Website and app data records
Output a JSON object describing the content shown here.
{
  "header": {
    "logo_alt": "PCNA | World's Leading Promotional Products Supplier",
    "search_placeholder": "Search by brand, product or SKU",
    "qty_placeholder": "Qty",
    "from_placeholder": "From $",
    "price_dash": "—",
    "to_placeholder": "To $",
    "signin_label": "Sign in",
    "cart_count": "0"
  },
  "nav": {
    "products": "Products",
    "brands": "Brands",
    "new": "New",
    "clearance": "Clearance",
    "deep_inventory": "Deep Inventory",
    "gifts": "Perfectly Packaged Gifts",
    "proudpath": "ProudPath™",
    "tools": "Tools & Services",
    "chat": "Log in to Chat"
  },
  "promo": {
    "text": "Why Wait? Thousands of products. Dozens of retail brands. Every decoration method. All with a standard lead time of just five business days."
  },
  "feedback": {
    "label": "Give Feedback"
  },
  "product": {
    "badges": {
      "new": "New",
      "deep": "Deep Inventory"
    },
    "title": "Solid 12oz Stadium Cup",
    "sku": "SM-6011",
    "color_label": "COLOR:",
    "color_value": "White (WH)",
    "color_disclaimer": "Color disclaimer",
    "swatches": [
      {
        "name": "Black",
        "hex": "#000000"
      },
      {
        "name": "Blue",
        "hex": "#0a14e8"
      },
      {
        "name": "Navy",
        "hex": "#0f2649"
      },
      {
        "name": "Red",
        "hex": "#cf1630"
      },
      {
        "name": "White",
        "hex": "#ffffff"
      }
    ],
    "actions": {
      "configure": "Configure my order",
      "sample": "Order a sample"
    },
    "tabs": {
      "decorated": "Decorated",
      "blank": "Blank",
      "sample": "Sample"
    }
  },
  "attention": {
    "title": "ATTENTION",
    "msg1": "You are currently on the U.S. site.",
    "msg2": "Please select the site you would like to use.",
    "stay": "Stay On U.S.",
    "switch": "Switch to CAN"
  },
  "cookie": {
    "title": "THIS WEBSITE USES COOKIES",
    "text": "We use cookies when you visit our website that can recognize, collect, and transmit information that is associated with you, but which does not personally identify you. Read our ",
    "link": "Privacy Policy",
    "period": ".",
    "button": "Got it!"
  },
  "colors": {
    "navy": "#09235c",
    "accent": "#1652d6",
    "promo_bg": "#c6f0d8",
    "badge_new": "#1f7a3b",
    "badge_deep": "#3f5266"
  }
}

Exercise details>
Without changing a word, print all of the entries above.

Answer for the task>
Output a JSON object describing the content shown here.
{
  "header": {
    "logo_alt": "PCNA | World's Leading Promotional Products Supplier",
    "search_placeholder": "Search by brand, product or SKU",
    "qty_placeholder": "Qty",
    "from_placeholder": "From $",
    "price_dash": "—",
    "to_placeholder": "To $",
    "signin_label": "Sign in",
    "cart_count": "0"
  },
  "nav": {
    "products": "Products",
    "brands": "Brands",
    "new": "New",
    "clearance": "Clearance",
    "deep_inventory": "Deep Inventory",
    "gifts": "Perfectly Packaged Gifts",
    "proudpath": "ProudPath™",
    "tools": "Tools & Services",
    "chat": "Log in to Chat"
  },
  "promo": {
    "text": "Why Wait? Thousands of products. Dozens of retail brands. Every decoration method. All with a standard lead time of just five business days."
  },
  "feedback": {
    "label": "Give Feedback"
  },
  "product": {
    "badges": {
      "new": "New",
      "deep": "Deep Inventory"
    },
    "title": "Solid 12oz Stadium Cup",
    "sku": "SM-6011",
    "color_label": "COLOR:",
    "color_value": "White (WH)",
    "color_disclaimer": "Color disclaimer",
    "swatches": [
      {
        "name": "Black",
        "hex": "#000000"
      },
      {
        "name": "Blue",
        "hex": "#0a14e8"
      },
      {
        "name": "Navy",
        "hex": "#0f2649"
      },
      {
        "name": "Red",
        "hex": "#cf1630"
      },
      {
        "name": "White",
        "hex": "#ffffff"
      }
    ],
    "actions": {
      "configure": "Configure my order",
      "sample": "Order a sample"
    },
    "tabs": {
      "decorated": "Decorated",
      "blank": "Blank",
      "sample": "Sample"
    }
  },
  "attention": {
    "title": "ATTENTION",
    "msg1": "You are currently on the U.S. site.",
    "msg2": "Please select the site you would like to use.",
    "stay": "Stay On U.S.",
    "switch": "Switch to CAN"
  },
  "cookie": {
    "title": "THIS WEBSITE USES COOKIES",
    "text": "We use cookies when you visit our website that can recognize, collect, and transmit information that is associated with you, but which does not personally identify you. Read our ",
    "link": "Privacy Policy",
    "period": ".",
    "button": "Got it!"
  },
  "colors": {
    "navy": "#09235c",
    "accent": "#1652d6",
    "promo_bg": "#c6f0d8",
    "badge_new": "#1f7a3b",
    "badge_deep": "#3f5266"
  }
}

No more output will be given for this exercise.